# Extracted data:
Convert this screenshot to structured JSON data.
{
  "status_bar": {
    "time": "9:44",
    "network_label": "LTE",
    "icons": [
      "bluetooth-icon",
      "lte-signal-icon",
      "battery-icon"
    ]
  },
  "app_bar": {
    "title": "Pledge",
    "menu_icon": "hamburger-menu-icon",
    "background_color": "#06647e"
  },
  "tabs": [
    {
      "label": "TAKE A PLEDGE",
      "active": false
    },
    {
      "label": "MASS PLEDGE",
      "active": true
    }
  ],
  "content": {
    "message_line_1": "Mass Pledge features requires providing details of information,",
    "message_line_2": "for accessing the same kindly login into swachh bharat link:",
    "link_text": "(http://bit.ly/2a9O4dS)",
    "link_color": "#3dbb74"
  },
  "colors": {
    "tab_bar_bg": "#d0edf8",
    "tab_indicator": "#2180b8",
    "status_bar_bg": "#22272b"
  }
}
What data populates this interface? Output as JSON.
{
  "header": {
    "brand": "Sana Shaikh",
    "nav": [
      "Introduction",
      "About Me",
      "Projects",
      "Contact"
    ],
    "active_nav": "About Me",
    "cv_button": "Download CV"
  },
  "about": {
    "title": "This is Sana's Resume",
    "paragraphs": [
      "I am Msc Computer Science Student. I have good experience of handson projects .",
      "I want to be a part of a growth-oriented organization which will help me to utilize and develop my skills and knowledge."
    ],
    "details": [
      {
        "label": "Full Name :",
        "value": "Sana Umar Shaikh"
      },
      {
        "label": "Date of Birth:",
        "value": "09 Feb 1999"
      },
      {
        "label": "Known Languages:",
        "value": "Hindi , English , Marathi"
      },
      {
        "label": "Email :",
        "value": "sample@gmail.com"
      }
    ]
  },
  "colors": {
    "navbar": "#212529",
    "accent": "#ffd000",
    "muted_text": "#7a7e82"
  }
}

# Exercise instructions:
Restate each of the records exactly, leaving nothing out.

# Exercise result:
Convert this screenshot to structured JSON data.
{
  "status_bar": {
    "time": "9:44",
    "network_label": "LTE",
    "icons": [
      "bluetooth-icon",
      "lte-signal-icon",
      "battery-icon"
    ]
  },
  "app_bar": {
    "title": "Pledge",
    "menu_icon": "hamburger-menu-icon",
    "background_color": "#06647e"
  },
  "tabs": [
    {
      "label": "TAKE A PLEDGE",
      "active": false
    },
    {
      "label": "MASS PLEDGE",
      "active": true
    }
  ],
  "content": {
    "message_line_1": "Mass Pledge features requires providing details of information,",
    "message_line_2": "for accessing the same kindly login into swachh bharat link:",
    "link_text": "(http://bit.ly/2a9O4dS)",
    "link_color": "#3dbb74"
  },
  "colors": {
    "tab_bar_bg": "#d0edf8",
    "tab_indicator": "#2180b8",
    "status_bar_bg": "#22272b"
  }
}
What data populates this interface? Output as JSON.
{
  "header": {
    "brand": "Sana Shaikh",
    "nav": [
      "Introduction",
      "About Me",
      "Projects",
      "Contact"
    ],
    "active_nav": "About Me",
    "cv_button": "Download CV"
  },
  "about": {
    "title": "This is Sana's Resume",
    "paragraphs": [
      "I am Msc Computer Science Student. I have good experience of handson projects .",
      "I want to be a part of a growth-oriented organization which will help me to utilize and develop my skills and knowledge."
    ],
    "details": [
      {
        "label": "Full Name :",
        "value": "Sana Umar Shaikh"
      },
      {
        "label": "Date of Birth:",
        "value": "09 Feb 1999"
      },
      {
        "label": "Known Languages:",
        "value": "Hindi , English , Marathi"
      },
      {
        "label": "Email :",
        "value": "sample@gmail.com"
      }
    ]
  },
  "colors": {
    "navbar": "#212529",
    "accent": "#ffd000",
    "muted_text": "#7a7e82"
  }
}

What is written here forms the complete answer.